[TASK DESCRIPTION]
Each line of the material below should be reproduced exactly.

____

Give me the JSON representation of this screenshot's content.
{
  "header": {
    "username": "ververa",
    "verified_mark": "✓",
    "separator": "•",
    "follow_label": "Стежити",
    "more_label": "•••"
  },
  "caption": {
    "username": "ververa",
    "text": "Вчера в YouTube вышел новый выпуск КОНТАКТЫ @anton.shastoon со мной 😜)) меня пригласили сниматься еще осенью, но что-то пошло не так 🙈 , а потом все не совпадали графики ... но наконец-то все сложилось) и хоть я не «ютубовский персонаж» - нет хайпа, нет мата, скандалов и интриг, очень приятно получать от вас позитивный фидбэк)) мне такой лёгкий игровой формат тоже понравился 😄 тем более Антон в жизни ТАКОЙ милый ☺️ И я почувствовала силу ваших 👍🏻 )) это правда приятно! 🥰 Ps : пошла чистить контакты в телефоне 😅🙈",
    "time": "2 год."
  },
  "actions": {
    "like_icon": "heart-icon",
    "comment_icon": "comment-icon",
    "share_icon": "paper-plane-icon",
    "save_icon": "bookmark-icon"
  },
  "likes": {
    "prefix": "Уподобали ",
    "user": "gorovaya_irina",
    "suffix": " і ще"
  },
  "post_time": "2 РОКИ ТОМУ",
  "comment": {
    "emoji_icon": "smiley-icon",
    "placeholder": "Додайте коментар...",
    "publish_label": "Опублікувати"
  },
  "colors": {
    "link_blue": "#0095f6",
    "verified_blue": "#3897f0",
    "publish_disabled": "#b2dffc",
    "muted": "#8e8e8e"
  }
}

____

[OUTPUT]
Give me the JSON representation of this screenshot's content.
{
  "header": {
    "username": "ververa",
    "verified_mark": "✓",
    "separator": "•",
    "follow_label": "Стежити",
    "more_label": "•••"
  },
  "caption": {
    "username": "ververa",
    "text": "Вчера в YouTube вышел новый выпуск КОНТАКТЫ @anton.shastoon со мной 😜)) меня пригласили сниматься еще осенью, но что-то пошло не так 🙈 , а потом все не совпадали графики ... но наконец-то все сложилось) и хоть я не «ютубовский персонаж» - нет хайпа, нет мата, скандалов и интриг, очень приятно получать от вас позитивный фидбэк)) мне такой лёгкий игровой формат тоже понравился 😄 тем более Антон в жизни ТАКОЙ милый ☺️ И я почувствовала силу ваших 👍🏻 )) это правда приятно! 🥰 Ps : пошла чистить контакты в телефоне 😅🙈",
    "time": "2 год."
  },
  "actions": {
    "like_icon": "heart-icon",
    "comment_icon": "comment-icon",
    "share_icon": "paper-plane-icon",
    "save_icon": "bookmark-icon"
  },
  "likes": {
    "prefix": "Уподобали ",
    "user": "gorovaya_irina",
    "suffix": " і ще"
  },
  "post_time": "2 РОКИ ТОМУ",
  "comment": {
    "emoji_icon": "smiley-icon",
    "placeholder": "Додайте коментар...",
    "publish_label": "Опублікувати"
  },
  "colors": {
    "link_blue": "#0095f6",
    "verified_blue": "#3897f0",
    "publish_disabled": "#b2dffc",
    "muted": "#8e8e8e"
  }
}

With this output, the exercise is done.